Skip to main content
Article thumbnail
Location of Repository

Explaining cross-cultural pragmatic findings: moving from politeness maxims to sociopragmatic interactional principles (SIPs)

By Helen Spencer-Oatey and Wenying Jiang

Abstract

This paper focuses on how culture can be treated as an explanatory variable in cross-cultural pragmatic studies. It starts with a review of pragmatic maxims [Grice, H. Paul, 1989. Logic and Conversation. William James Lectures, 1967. (Reprinted in Grice, H.P. (Ed.), Studies in the Way of Words, pp. 22–40); Leech, Geoffrey N., 1983. Principles of Pragmatics. London: Longman; Journal of Pragmatics 14 (1990)237], discussing the strengths and weaknesses of the concept. It then presents the findings from a British-Chinese replication of Kim's [Human Communication Research 21(1996)128] cross-cultural study of conversational constraints, and argues that the notion of maxims should be reconceptualised as sociopragmatic interactional principles (SIPs). The notion of SIPs is defined and explained, referring to the sociopragmatic-pragmalinguistic distinction [Leech, Geoffrey N., 1983. Principles of Pragmatics.
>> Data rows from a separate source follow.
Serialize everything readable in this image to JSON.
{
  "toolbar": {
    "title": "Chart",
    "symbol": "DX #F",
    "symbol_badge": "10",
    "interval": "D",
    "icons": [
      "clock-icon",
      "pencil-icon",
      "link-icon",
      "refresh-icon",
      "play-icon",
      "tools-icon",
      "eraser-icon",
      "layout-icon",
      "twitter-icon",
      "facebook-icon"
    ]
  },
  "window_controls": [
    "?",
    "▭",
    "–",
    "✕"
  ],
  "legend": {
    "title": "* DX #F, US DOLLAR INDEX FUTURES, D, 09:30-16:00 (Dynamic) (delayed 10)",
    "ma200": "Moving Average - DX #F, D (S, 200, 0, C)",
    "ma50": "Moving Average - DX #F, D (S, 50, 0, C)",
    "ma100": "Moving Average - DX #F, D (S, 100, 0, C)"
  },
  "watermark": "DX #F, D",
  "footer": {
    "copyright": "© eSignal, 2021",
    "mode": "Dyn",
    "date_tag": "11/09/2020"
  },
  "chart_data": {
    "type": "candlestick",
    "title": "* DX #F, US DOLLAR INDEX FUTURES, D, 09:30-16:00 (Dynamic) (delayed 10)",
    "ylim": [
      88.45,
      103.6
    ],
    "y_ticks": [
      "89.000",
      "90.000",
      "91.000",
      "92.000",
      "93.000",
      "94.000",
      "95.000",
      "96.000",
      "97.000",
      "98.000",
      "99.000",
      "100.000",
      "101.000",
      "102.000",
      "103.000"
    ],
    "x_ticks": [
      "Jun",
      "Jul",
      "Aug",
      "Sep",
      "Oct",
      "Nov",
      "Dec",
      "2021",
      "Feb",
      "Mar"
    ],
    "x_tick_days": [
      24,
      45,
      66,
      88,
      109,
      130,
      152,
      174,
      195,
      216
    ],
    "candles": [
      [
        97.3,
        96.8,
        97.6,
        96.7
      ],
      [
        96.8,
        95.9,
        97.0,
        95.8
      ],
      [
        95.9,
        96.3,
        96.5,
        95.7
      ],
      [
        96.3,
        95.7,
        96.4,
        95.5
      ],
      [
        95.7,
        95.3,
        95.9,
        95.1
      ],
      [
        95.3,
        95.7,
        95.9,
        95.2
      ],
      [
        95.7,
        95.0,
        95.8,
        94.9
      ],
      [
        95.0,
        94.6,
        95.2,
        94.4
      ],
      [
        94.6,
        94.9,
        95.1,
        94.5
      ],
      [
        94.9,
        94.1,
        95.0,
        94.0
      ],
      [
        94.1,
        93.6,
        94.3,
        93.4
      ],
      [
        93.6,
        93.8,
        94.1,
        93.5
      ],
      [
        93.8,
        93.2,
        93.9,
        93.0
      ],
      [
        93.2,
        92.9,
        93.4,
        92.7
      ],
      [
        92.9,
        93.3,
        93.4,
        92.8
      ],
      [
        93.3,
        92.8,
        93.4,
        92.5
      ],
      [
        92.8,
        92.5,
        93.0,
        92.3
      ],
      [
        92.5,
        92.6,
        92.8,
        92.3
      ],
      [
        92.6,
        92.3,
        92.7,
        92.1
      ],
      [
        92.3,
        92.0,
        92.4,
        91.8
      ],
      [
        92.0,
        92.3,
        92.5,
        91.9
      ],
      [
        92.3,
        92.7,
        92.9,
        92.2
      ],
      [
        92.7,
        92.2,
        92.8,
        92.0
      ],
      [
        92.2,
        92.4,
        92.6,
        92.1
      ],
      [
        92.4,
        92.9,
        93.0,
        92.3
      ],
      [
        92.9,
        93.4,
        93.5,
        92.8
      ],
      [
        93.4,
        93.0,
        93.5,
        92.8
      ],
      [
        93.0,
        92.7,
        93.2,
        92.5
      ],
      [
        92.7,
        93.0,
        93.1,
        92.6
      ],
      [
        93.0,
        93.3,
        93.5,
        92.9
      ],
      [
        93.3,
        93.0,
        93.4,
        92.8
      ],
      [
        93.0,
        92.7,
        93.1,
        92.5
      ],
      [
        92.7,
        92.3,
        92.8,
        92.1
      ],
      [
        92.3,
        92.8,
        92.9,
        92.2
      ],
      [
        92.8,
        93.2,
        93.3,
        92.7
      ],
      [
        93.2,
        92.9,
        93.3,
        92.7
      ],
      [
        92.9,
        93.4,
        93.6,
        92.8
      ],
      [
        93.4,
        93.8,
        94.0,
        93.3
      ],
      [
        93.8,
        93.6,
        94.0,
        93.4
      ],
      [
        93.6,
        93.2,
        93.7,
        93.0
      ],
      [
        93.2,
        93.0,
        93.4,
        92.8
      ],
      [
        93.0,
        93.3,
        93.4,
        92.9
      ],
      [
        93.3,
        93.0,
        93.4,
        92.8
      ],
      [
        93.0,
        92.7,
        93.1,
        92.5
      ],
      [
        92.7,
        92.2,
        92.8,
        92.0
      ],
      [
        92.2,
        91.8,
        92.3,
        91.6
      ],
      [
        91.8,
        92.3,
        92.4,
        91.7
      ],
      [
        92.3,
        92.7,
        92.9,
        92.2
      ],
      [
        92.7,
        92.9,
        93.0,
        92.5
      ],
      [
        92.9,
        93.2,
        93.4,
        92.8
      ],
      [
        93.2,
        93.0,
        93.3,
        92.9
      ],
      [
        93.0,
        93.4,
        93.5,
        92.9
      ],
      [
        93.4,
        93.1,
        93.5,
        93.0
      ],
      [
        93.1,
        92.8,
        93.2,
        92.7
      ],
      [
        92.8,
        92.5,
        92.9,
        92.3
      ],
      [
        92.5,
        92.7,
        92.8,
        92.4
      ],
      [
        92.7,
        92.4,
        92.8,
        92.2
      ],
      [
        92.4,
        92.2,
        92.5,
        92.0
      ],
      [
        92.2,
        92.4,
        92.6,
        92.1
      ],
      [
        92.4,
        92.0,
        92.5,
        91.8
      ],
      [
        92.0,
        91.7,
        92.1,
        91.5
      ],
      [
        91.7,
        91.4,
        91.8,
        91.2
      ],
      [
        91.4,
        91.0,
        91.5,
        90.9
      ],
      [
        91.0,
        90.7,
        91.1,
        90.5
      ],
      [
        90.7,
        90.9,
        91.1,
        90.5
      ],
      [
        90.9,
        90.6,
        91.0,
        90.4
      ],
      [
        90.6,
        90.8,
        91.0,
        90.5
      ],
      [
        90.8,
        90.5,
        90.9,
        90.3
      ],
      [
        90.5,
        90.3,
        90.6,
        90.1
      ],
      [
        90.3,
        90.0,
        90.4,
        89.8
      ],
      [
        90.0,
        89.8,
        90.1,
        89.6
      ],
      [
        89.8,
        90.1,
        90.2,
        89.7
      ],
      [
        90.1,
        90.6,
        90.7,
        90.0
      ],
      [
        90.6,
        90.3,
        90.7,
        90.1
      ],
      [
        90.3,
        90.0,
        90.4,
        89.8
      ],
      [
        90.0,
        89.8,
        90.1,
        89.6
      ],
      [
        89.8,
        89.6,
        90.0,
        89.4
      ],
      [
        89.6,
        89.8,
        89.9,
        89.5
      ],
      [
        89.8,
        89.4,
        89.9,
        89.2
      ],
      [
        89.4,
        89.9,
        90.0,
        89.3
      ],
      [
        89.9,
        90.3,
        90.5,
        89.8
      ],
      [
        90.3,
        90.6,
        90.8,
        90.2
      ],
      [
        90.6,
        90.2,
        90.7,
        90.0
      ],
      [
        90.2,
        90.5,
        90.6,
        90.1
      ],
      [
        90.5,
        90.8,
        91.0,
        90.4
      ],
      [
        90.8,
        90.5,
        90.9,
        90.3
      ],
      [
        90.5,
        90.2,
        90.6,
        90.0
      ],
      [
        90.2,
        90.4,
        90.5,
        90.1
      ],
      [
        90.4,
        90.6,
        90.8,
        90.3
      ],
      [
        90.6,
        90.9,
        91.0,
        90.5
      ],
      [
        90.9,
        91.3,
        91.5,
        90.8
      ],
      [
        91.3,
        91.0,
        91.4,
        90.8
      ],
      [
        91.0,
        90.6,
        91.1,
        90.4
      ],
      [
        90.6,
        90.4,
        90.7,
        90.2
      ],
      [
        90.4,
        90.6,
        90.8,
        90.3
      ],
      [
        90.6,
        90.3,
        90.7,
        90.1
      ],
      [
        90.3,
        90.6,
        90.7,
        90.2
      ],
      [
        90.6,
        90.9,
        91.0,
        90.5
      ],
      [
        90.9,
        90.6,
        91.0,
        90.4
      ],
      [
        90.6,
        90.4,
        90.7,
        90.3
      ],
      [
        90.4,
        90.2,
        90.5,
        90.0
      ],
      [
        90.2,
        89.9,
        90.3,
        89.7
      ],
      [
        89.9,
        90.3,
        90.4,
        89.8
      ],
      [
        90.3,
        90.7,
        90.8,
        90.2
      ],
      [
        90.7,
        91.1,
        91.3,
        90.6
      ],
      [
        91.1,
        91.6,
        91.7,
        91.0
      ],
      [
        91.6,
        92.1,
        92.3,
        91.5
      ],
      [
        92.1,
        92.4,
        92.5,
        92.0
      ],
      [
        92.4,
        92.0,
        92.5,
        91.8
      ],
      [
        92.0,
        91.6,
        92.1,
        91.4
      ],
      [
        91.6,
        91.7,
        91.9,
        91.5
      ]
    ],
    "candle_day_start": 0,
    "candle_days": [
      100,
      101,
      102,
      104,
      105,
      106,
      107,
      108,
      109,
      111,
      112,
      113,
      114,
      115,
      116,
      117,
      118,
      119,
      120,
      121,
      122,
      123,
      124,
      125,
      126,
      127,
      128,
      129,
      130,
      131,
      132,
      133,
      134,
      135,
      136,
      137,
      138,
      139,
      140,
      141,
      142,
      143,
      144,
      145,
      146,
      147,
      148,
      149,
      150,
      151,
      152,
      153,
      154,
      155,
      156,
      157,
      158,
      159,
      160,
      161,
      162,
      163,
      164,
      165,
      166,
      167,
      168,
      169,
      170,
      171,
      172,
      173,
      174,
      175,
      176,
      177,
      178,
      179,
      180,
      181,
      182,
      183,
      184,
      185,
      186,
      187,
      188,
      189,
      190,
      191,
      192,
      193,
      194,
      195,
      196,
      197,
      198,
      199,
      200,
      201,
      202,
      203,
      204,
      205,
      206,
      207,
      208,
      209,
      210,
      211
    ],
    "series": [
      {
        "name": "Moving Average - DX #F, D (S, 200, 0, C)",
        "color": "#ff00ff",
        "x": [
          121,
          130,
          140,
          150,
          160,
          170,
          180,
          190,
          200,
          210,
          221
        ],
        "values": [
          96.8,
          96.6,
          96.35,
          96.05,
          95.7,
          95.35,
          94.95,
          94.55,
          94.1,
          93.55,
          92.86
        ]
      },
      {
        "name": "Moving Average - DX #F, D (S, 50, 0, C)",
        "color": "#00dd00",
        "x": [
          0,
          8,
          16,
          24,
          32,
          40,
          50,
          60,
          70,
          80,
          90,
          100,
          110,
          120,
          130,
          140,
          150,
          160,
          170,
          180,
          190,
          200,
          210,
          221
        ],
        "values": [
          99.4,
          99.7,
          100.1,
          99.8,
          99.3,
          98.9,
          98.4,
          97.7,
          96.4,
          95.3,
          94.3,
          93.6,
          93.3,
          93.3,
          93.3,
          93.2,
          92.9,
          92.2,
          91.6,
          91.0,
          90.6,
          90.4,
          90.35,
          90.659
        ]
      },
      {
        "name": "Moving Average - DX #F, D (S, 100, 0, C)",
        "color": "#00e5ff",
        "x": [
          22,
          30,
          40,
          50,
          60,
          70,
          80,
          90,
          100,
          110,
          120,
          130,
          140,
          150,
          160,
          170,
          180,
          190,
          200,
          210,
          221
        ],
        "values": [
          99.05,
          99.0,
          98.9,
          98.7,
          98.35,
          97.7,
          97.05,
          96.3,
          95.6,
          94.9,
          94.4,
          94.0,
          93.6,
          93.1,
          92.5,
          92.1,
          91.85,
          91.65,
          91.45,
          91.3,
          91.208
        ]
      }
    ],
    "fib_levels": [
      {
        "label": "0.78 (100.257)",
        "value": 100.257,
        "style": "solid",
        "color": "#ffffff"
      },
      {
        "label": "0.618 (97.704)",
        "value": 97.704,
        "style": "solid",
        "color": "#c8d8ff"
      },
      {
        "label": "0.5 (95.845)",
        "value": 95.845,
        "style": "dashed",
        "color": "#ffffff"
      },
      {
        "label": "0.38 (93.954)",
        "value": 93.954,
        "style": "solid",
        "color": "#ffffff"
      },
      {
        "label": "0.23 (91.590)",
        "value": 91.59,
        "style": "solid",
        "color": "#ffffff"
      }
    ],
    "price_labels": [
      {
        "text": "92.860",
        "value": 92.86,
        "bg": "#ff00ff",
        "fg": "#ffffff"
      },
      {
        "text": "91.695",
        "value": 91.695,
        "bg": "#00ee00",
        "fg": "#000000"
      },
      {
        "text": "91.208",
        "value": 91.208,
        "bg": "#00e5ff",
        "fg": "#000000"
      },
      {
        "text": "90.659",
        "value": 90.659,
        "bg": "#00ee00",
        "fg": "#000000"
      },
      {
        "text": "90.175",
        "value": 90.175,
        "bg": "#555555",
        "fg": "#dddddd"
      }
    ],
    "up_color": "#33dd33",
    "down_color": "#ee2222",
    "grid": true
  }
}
London: Longman; Applied Linguistics 4(1983)91] and other cross-cultural pragmatic approaches [House, Julianne, 2000. Understanding misunderstanding: a pragmatic-discourse approach to analyzing mismanaged rapport in talk across cultures. In: Spencer-Oatey, H. (Ed.), Culturally Speaking. Managing Rapport through Talk across Cultures. Continuum, London; 145–164; Journal of Pragmatics 9 (1985)145]. SIPs are also discussed in relation to Brown and Levinson's [Brown, Penelope, Levinson, Stephen C., 1987. Politeness. Some Universals in Language Usage. CUP, Cambridge (Originally published ad ‘Universals in language usage: politeness phenomenon’ In: Goody, E. (1987), Questions and Politeness: Strategies in Social Interaction. CUP, New York.)] perspectives on the impact of culture on language use. The paper ends with a call for more research to establish on an empirical basis the types of interactional principles that exist, and their interrelationships

Topics: HM
Publisher: Elsevier BV
Year: 2003
OAI identifier: oai:wrap.warwick.ac.uk:2685

Suggested articles

Citations

  1. (1989). A model of the perceived competence of conflict strategies. doi
  2. (2001). Compliment respones among British and Spanish university students: a contrastive study. doi
  3. (1994). Cross-cultural comparisons of the perceived importance of conversational constraints. doi
  4. (1983). Cross-cultural pragmatic failure. doi
  5. (1985). Different cultures, different languages, different speech acts. doi
  6. (2001). Extending the cross-cultural validity of the theory of basic human 14 values with a different method of measurement. doi
  7. (1989). Logic and conversation. William James Lectures,
  8. (2002). Managing rapport in talk: using rapport sensitive incidents to explore the motivational concerns underlying the management of relations. doi
  9. (1995). Meaning in Interaction. An Introduction to Pragmatics. doi
  10. Perspectives on politeness. doi
  11. (1992). Politeness Phenomena in England and Greece. A Cross-Cultural Perspective. doi
  12. (1990). Politeness phenomena in modern Chinese. doi
  13. (1987). Politeness. Some Universals in Language Usage. Cambridge: CUP. Originally published as 'Universals in language usage: politeness phenomenon', doi
  14. (1979). Pragmatics: Implicature, Presupposition and Logical Form. doi
  15. (1983). Principles of Pragmatics. doi
  16. (2000). Rapport management: a framework for analysis. doi
  17. (2001). Reconsidering Chinese modesty: Hong Kong and Mainland Chinese evaluative judgments of compliment responses. doi
  18. (1989). Relevance and relational work: linguistic politeness as politic behavior. doi
  19. (1993). Responding to compliments. A contrastive study of politeness strategies between American English and Chinese speakers. doi
  20. (1996). The influences of cultural individualism–collectivism, self construals, and individual values on communication styles across cultures. doi
  21. (1994). The relationship between individuals' self-construals and perceived importance of interactive constraints. doi
  22. (2000). Understanding misunderstanding: a pragmatic-discourse approach to analyzing mismanaged rapport in talk across cultures.

To submit an update or takedown request for this paper, please submit an Update/Correction/Removal Request.